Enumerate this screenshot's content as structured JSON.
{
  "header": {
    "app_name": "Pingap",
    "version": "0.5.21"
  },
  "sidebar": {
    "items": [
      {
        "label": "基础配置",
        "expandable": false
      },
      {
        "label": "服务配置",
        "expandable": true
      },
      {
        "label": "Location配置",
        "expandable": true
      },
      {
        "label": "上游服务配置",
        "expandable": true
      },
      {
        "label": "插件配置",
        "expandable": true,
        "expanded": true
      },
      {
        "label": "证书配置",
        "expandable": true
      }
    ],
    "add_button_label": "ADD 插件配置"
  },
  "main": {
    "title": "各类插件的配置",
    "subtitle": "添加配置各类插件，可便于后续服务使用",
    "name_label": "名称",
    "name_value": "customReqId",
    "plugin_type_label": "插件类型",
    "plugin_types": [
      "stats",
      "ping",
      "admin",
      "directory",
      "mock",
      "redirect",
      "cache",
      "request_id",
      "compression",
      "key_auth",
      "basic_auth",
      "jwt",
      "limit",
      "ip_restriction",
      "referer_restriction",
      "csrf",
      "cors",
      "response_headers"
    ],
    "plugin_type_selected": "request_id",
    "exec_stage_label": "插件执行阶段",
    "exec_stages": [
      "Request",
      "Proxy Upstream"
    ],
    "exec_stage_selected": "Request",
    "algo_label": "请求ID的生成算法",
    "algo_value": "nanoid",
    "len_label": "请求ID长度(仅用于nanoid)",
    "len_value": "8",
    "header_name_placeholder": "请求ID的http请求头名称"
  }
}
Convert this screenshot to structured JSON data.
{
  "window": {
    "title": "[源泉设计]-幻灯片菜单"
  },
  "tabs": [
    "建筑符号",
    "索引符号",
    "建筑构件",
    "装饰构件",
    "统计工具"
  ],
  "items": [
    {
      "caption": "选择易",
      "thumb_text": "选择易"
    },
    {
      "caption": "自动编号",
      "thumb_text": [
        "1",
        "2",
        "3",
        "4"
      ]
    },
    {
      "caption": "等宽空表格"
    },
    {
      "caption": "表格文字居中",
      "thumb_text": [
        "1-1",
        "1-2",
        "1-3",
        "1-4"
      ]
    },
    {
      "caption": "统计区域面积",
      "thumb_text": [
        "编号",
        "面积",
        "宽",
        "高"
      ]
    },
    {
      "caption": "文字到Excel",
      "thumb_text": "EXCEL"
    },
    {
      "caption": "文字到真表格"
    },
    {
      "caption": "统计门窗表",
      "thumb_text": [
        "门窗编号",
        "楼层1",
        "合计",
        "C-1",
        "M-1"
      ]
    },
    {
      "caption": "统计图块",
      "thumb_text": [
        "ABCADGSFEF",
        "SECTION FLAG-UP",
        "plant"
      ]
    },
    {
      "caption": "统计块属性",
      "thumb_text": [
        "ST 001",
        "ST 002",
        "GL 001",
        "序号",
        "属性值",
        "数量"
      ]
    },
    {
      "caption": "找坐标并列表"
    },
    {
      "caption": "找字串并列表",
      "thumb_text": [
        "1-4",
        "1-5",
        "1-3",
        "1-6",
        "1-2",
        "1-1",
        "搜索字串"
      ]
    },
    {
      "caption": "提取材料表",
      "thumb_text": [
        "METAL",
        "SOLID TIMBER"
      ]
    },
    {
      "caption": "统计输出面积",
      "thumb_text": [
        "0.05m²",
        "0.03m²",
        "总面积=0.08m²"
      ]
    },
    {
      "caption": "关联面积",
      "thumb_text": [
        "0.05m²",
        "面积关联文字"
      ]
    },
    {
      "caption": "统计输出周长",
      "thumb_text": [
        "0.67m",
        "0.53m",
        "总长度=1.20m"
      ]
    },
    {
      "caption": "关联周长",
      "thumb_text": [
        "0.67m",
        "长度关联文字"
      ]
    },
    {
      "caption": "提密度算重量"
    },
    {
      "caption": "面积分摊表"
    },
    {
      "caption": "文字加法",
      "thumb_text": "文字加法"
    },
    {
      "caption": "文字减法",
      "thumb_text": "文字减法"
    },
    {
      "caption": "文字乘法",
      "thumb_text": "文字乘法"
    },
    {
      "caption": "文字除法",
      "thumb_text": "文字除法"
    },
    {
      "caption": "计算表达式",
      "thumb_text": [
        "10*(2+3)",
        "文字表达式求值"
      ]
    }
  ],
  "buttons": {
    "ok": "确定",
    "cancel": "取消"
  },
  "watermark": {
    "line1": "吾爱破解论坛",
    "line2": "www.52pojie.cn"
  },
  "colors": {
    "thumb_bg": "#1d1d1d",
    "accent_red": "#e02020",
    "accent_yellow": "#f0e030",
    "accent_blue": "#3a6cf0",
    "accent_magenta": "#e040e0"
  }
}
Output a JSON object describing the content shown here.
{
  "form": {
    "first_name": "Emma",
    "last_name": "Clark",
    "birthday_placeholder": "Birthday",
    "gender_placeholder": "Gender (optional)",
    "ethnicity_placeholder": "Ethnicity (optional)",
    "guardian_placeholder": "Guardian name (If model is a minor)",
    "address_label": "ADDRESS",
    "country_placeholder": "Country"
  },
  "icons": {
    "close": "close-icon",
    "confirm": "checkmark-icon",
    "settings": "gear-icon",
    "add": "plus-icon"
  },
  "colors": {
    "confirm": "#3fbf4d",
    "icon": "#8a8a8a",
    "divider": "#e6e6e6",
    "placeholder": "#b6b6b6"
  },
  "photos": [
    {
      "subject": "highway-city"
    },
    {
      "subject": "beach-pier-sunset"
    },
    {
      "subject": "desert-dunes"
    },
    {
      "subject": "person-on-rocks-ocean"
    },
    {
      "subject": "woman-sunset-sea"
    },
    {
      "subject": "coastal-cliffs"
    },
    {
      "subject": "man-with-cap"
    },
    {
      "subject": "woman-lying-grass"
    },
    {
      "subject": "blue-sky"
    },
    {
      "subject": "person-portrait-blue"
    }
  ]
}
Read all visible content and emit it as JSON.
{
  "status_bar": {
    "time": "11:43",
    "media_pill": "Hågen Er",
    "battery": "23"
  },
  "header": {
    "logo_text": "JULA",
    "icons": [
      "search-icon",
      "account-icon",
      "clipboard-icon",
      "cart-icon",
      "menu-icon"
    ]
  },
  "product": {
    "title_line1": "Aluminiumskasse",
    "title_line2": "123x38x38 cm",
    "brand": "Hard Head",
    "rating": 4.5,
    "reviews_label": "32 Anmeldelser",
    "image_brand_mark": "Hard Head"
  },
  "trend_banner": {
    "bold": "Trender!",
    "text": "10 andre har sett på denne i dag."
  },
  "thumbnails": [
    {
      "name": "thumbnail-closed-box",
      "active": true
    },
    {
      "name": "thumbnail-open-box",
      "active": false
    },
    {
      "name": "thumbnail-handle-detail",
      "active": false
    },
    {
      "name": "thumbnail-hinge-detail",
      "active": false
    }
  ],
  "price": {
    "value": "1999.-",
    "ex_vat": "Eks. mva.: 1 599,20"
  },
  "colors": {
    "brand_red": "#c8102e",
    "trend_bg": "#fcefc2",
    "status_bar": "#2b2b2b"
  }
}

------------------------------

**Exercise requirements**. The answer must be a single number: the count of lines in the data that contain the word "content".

**Response area**. 3